- _What is being asked_
The whole listing must be returned exactly, with no line missing.

*** Provided records Section Begins ***

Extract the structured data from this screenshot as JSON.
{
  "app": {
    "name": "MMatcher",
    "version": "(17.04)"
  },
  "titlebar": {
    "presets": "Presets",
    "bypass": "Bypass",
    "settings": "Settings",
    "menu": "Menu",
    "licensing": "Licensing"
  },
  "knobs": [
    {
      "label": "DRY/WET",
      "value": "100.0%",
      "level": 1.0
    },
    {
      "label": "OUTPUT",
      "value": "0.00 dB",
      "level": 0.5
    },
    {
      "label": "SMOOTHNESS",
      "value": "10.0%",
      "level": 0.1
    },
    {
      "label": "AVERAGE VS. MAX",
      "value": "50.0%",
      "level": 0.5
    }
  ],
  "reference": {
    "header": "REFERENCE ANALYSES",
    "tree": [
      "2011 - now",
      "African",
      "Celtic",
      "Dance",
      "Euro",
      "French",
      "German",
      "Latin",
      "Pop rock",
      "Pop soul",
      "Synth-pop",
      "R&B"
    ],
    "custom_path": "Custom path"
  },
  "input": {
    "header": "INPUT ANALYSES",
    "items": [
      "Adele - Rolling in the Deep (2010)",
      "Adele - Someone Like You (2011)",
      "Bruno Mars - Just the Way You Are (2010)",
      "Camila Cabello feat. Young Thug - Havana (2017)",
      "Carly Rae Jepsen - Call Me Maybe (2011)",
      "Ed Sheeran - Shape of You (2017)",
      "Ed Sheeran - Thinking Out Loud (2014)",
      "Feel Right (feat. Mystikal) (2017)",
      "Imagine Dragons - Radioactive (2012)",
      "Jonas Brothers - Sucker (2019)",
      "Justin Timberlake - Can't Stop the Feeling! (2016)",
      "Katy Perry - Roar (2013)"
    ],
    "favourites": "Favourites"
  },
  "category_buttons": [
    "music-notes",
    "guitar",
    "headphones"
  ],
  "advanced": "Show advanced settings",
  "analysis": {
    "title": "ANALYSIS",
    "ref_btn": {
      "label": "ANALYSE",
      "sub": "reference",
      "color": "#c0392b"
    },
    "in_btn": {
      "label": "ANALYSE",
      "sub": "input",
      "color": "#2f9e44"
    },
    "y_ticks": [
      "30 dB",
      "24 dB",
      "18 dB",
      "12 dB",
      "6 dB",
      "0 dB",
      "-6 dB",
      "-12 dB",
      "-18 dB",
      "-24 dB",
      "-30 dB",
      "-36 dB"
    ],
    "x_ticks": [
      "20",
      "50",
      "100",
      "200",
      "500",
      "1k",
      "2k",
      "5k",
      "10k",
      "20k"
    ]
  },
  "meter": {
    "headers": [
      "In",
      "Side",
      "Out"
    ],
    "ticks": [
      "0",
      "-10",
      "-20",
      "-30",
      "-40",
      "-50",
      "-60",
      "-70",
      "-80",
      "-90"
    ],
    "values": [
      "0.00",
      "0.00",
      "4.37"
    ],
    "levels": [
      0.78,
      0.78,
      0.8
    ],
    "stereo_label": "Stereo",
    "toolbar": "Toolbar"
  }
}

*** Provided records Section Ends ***

- _Written reply_
Extract the structured data from this screenshot as JSON.
{
  "app": {
    "name": "MMatcher",
    "version": "(17.04)"
  },
  "titlebar": {
    "presets": "Presets",
    "bypass": "Bypass",
    "settings": "Settings",
    "menu": "Menu",
    "licensing": "Licensing"
  },
  "knobs": [
    {
      "label": "DRY/WET",
      "value": "100.0%",
      "level": 1.0
    },
    {
      "label": "OUTPUT",
      "value": "0.00 dB",
      "level": 0.5
    },
    {
      "label": "SMOOTHNESS",
      "value": "10.0%",
      "level": 0.1
    },
    {
      "label": "AVERAGE VS. MAX",
      "value": "50.0%",
      "level": 0.5
    }
  ],
  "reference": {
    "header": "REFERENCE ANALYSES",
    "tree": [
      "2011 - now",
      "African",
      "Celtic",
      "Dance",
      "Euro",
      "French",
      "German",
      "Latin",
      "Pop rock",
      "Pop soul",
      "Synth-pop",
      "R&B"
    ],
    "custom_path": "Custom path"
  },
  "input": {
    "header": "INPUT ANALYSES",
    "items": [
      "Adele - Rolling in the Deep (2010)",
      "Adele - Someone Like You (2011)",
      "Bruno Mars - Just the Way You Are (2010)",
      "Camila Cabello feat. Young Thug - Havana (2017)",
      "Carly Rae Jepsen - Call Me Maybe (2011)",
      "Ed Sheeran - Shape of You (2017)",
      "Ed Sheeran - Thinking Out Loud (2014)",
      "Feel Right (feat. Mystikal) (2017)",
      "Imagine Dragons - Radioactive (2012)",
      "Jonas Brothers - Sucker (2019)",
      "Justin Timberlake - Can't Stop the Feeling! (2016)",
      "Katy Perry - Roar (2013)"
    ],
    "favourites": "Favourites"
  },
  "category_buttons": [
    "music-notes",
    "guitar",
    "headphones"
  ],
  "advanced": "Show advanced settings",
  "analysis": {
    "title": "ANALYSIS",
    "ref_btn": {
      "label": "ANALYSE",
      "sub": "reference",
      "color": "#c0392b"
    },
    "in_btn": {
      "label": "ANALYSE",
      "sub": "input",
      "color": "#2f9e44"
    },
    "y_ticks": [
      "30 dB",
      "24 dB",
      "18 dB",
      "12 dB",
      "6 dB",
      "0 dB",
      "-6 dB",
      "-12 dB",
      "-18 dB",
      "-24 dB",
      "-30 dB",
      "-36 dB"
    ],
    "x_ticks": [
      "20",
      "50",
      "100",
      "200",
      "500",
      "1k",
      "2k",
      "5k",
      "10k",
      "20k"
    ]
  },
  "meter": {
    "headers": [
      "In",
      "Side",
      "Out"
    ],
    "ticks": [
      "0",
      "-10",
      "-20",
      "-30",
      "-40",
      "-50",
      "-60",
      "-70",
      "-80",
      "-90"
    ],
    "values": [
      "0.00",
      "0.00",
      "4.37"
    ],
    "levels": [
      0.78,
      0.78,
      0.8
    ],
    "stereo_label": "Stereo",
    "toolbar": "Toolbar"
  }
}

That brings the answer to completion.